Throughout the interiors, Walsh countered the home’s traditional bones with unconventional details such as bold patterns, unexpected materials and art. In the living room, graphic faux-zebra skin benches and an abstract painting by an Arkansas artist coexist with silk shantung draperies and a vintage Murano glass lamp. In the dining room, new French panel molding serves as an elegant backdrop to Picasso lithographs, a dining room table paired with Henry XV-style chairs Carrie found for a song at a flea market and a 1930s chandelier from Paris.
Walsh also used vinyl in nearly every room in the house: on cushions for the vintage bamboo barstools in the kitchen, the Louis XVI-style chairs surrounding the breakfast table and the wingback chair, inherited from Carrie’s grandmother, in Caroline’s bedroom. Not only does the slick fabric add a rock-and-roll vibe, it’s a snap to clean. “Everything just wipes right off it,” says Carrie.

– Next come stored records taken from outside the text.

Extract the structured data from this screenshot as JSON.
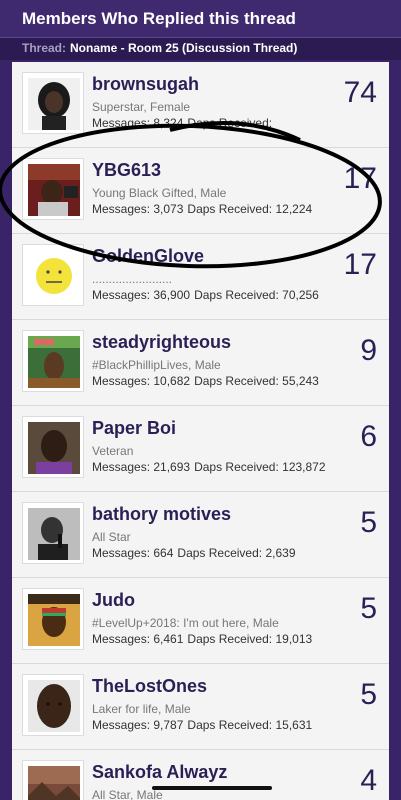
{
  "header": {
    "title": "Members Who Replied this thread"
  },
  "thread": {
    "label": "Thread:",
    "name": "Noname - Room 25 (Discussion Thread)"
  },
  "stats_labels": {
    "messages": "Messages:",
    "daps": "Daps Received:"
  },
  "members": [
    {
      "username": "brownsugah",
      "title": "Superstar, Female",
      "messages": "8,324",
      "daps": "",
      "count": "74",
      "avatar_icon": "woman-portrait"
    },
    {
      "username": "YBG613",
      "title": "Young Black Gifted, Male",
      "messages": "3,073",
      "daps": "12,224",
      "count": "17",
      "avatar_icon": "man-in-car"
    },
    {
      "username": "GoldenGlove",
      "title": "........................",
      "messages": "36,900",
      "daps": "70,256",
      "count": "17",
      "avatar_icon": "yellow-smiley-face"
    },
    {
      "username": "steadyrighteous",
      "title": "#BlackPhillipLives, Male",
      "messages": "10,682",
      "daps": "55,243",
      "count": "9",
      "avatar_icon": "movie-poster"
    },
    {
      "username": "Paper Boi",
      "title": "Veteran",
      "messages": "21,693",
      "daps": "123,872",
      "count": "6",
      "avatar_icon": "man-portrait"
    },
    {
      "username": "bathory motives",
      "title": "All Star",
      "messages": "664",
      "daps": "2,639",
      "count": "5",
      "avatar_icon": "bw-singer-portrait"
    },
    {
      "username": "Judo",
      "title": "#LevelUp+2018: I'm out here, Male",
      "messages": "6,461",
      "daps": "19,013",
      "count": "5",
      "avatar_icon": "rasta-man"
    },
    {
      "username": "TheLostOnes",
      "title": "Laker for life, Male",
      "messages": "9,787",
      "daps": "15,631",
      "count": "5",
      "avatar_icon": "man-face-closeup"
    },
    {
      "username": "Sankofa Alwayz",
      "title": "All Star, Male",
      "messages": "",
      "daps": "",
      "count": "4",
      "avatar_icon": "landscape-painting"
    }
  ],
  "colors": {
    "header_bg": "#3f2a70",
    "page_bg": "#3a2468",
    "name_color": "#2c1f55",
    "list_bg": "#f4f4f4"
  }
}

Also surprisingly low-maintenance are the white sofas in the family room and master suite. When they lose their brightness, Carrie simply strips off their slipcovers and tosses them into the wash to make them snowy again. “White covers are the easiest because you can just bleach them,” she explains, “and I love these sofas because you can dress them up with pillows and they look crisp, clean and tailored.”
While Carrie says she likes her new master bedroom because it reminds her of a soothing hotel suite, she admits her daughter’s room is her favorite. A perfect microcosm of the entire house, it’s a blend of Parisian chic and Bohemian flair. Walsh designed a half canopy for the bed, draping it with white linen curtains on the exterior and pink linen on the interior. Jamie Young lamps sit on French bedside tables, and a pink and metallic- patterned wall covering from Osborne & Little offers a design that is feminine but not frilly. The raisin-colored vinyl wing-back chair and a Ralph Lauren faux-zebra skin broadloom carpet, made into an area rug, serve as counterpoints to all the pink.

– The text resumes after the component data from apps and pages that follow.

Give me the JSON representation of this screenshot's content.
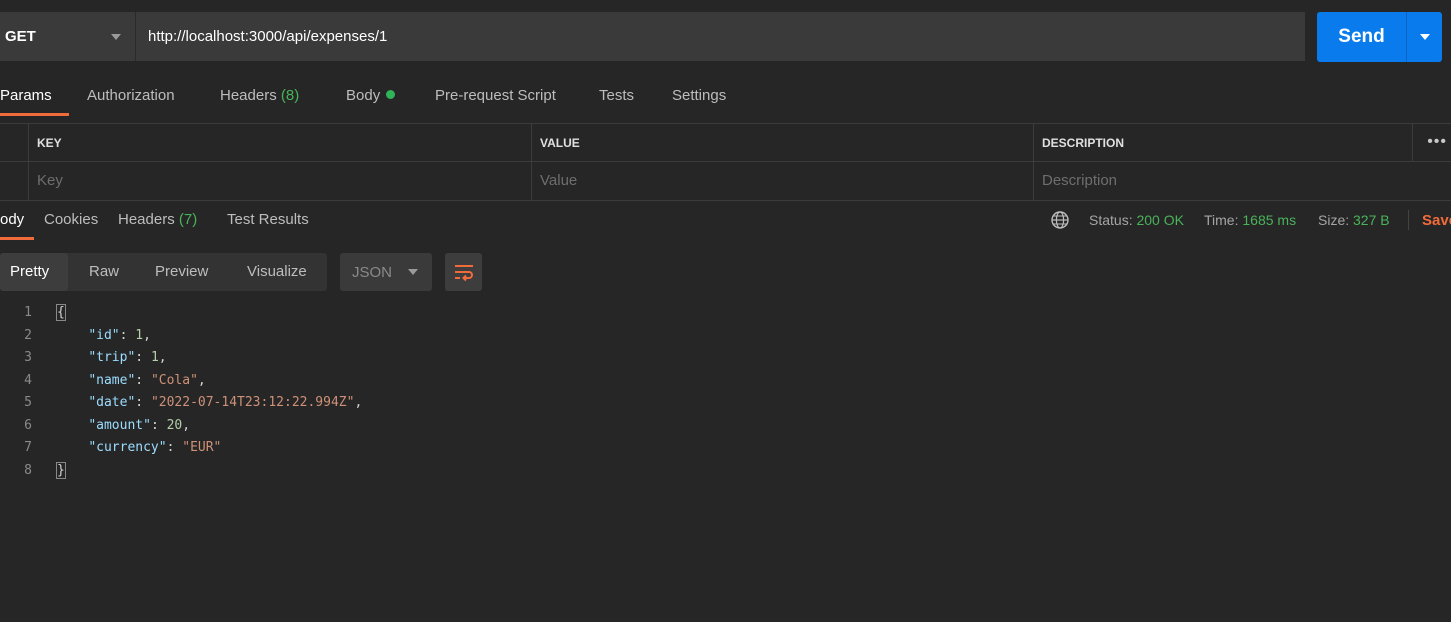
{
  "request": {
    "method": "GET",
    "url": "http://localhost:3000/api/expenses/1",
    "send_label": "Send"
  },
  "request_tabs": [
    {
      "label": "Params",
      "count": ""
    },
    {
      "label": "Authorization",
      "count": ""
    },
    {
      "label": "Headers",
      "count": "(8)"
    },
    {
      "label": "Body",
      "count": ""
    },
    {
      "label": "Pre-request Script",
      "count": ""
    },
    {
      "label": "Tests",
      "count": ""
    },
    {
      "label": "Settings",
      "count": ""
    }
  ],
  "params_table": {
    "headers": [
      "KEY",
      "VALUE",
      "DESCRIPTION"
    ],
    "placeholders": [
      "Key",
      "Value",
      "Description"
    ],
    "more": "•••"
  },
  "response_tabs": [
    {
      "label": "Body",
      "visible_label": "ody",
      "count": ""
    },
    {
      "label": "Cookies",
      "count": ""
    },
    {
      "label": "Headers",
      "count": "(7)"
    },
    {
      "label": "Test Results",
      "count": ""
    }
  ],
  "response_meta": {
    "status_label": "Status:",
    "status_value": "200 OK",
    "time_label": "Time:",
    "time_value": "1685 ms",
    "size_label": "Size:",
    "size_value": "327 B",
    "save_label": "Save"
  },
  "format_tabs": [
    "Pretty",
    "Raw",
    "Preview",
    "Visualize"
  ],
  "format_select": "JSON",
  "code_lines": [
    {
      "n": "1",
      "parts": [
        [
          "p",
          "{"
        ]
      ]
    },
    {
      "n": "2",
      "parts": [
        [
          "p",
          "    "
        ],
        [
          "k",
          "\"id\""
        ],
        [
          "p",
          ": "
        ],
        [
          "n",
          "1"
        ],
        [
          "p",
          ","
        ]
      ]
    },
    {
      "n": "3",
      "parts": [
        [
          "p",
          "    "
        ],
        [
          "k",
          "\"trip\""
        ],
        [
          "p",
          ": "
        ],
        [
          "n",
          "1"
        ],
        [
          "p",
          ","
        ]
      ]
    },
    {
      "n": "4",
      "parts": [
        [
          "p",
          "    "
        ],
        [
          "k",
          "\"name\""
        ],
        [
          "p",
          ": "
        ],
        [
          "s",
          "\"Cola\""
        ],
        [
          "p",
          ","
        ]
      ]
    },
    {
      "n": "5",
      "parts": [
        [
          "p",
          "    "
        ],
        [
          "k",
          "\"date\""
        ],
        [
          "p",
          ": "
        ],
        [
          "s",
          "\"2022-07-14T23:12:22.994Z\""
        ],
        [
          "p",
          ","
        ]
      ]
    },
    {
      "n": "6",
      "parts": [
        [
          "p",
          "    "
        ],
        [
          "k",
          "\"amount\""
        ],
        [
          "p",
          ": "
        ],
        [
          "n",
          "20"
        ],
        [
          "p",
          ","
        ]
      ]
    },
    {
      "n": "7",
      "parts": [
        [
          "p",
          "    "
        ],
        [
          "k",
          "\"currency\""
        ],
        [
          "p",
          ": "
        ],
        [
          "s",
          "\"EUR\""
        ]
      ]
    },
    {
      "n": "8",
      "parts": [
        [
          "p",
          "}"
        ]
      ]
    }
  ],
  "colors": {
    "accent": "#f26b3a",
    "primary": "#097bed",
    "success": "#49b35a"
  },
  "icons": {
    "method_caret": "chevron-down-icon",
    "send_caret": "chevron-down-icon",
    "globe": "globe-icon",
    "wrap": "wrap-lines-icon"
  }
}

“It’s a little bit prissy, but a little funky too,” says Walsh. It’s a description that can be applied to the rest of the house, which is as worldly and fashion-forward as it is family-friendly—and French, of course.
Freelance writer and Texas native Katherine Lagomarsino is a former editor for Metropolitan Home magazine and Hampton Homes and Gardens. She recently relocated back to the South.
Interior Design Bear-Hill Interiors, Little Rock
Contractor Justin Stewart, Little Rock
Appliances Viking through Dillard’s, Little Rock
Cabinetry Jirel Architectural Cabinets and Trim, Little Rock
Countertops The Granite Gallery, Conway
Draperies Mountjoy’s Custom Draperies, Mabelvale
Fixtures, sinks, bathtub Falk Plumbing Supply, North Little Rock